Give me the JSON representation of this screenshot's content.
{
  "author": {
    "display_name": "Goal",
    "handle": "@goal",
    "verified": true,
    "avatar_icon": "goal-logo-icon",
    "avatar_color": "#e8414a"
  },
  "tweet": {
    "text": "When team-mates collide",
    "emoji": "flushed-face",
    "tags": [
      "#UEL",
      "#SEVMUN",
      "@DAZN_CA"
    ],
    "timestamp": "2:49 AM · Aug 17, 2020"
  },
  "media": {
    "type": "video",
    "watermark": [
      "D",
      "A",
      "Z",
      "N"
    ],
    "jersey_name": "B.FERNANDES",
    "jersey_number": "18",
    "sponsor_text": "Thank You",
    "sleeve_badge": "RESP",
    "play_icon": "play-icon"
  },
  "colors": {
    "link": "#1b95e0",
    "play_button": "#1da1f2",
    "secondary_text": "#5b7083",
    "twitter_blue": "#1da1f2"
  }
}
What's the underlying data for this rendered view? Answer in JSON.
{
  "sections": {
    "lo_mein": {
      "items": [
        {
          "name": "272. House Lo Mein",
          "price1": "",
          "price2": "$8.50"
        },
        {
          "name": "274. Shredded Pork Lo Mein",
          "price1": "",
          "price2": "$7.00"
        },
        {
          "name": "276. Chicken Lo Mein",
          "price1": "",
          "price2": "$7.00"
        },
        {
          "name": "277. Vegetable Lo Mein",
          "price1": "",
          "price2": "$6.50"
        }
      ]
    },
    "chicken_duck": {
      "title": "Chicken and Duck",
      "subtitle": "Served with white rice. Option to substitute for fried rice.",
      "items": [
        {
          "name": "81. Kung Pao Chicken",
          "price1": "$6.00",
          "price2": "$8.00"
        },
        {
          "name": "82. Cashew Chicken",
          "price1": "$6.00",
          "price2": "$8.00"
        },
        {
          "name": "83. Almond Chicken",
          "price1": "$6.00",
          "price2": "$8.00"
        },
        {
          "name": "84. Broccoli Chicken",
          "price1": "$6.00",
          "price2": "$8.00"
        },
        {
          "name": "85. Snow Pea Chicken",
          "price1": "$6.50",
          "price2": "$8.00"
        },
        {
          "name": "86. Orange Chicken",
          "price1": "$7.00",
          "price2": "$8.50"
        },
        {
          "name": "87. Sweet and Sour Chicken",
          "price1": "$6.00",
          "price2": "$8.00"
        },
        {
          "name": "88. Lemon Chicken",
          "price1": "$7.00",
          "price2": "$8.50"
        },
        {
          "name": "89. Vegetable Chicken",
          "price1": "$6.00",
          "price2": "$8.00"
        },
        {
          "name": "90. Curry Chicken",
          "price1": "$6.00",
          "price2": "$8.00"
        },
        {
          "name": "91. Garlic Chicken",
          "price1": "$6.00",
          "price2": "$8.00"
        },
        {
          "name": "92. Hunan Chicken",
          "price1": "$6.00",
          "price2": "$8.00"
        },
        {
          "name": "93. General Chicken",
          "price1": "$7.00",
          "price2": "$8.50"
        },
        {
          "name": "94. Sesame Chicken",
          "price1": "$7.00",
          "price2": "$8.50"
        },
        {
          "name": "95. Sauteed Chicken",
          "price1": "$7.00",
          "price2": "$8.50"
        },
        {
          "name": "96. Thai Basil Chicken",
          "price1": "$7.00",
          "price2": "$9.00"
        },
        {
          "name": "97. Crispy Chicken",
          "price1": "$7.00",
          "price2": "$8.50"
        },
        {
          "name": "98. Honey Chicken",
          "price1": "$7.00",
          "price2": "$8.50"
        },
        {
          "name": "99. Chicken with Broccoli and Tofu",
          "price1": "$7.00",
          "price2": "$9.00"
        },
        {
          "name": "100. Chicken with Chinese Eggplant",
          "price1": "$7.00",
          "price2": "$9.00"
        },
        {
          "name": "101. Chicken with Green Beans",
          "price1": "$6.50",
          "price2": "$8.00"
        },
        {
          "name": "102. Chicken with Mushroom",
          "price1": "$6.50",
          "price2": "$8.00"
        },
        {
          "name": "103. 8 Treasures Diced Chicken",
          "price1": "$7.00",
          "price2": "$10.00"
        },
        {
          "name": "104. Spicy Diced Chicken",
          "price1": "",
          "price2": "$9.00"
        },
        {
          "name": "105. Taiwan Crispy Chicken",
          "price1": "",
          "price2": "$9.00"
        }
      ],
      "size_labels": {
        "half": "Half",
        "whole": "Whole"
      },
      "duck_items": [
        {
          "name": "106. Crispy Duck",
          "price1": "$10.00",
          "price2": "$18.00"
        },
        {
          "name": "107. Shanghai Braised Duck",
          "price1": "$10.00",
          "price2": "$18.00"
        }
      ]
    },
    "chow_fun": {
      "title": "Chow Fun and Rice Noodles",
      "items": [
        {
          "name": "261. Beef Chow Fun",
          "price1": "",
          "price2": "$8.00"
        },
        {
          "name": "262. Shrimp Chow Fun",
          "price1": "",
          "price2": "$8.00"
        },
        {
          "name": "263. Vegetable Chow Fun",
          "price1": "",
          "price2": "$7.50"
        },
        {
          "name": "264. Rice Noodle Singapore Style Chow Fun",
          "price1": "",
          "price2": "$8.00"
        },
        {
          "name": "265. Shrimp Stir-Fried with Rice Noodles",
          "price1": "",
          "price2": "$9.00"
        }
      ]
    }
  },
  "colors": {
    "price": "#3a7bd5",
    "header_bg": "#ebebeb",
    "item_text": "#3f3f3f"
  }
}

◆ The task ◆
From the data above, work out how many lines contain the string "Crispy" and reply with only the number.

◆ Output for this exercise ◆
3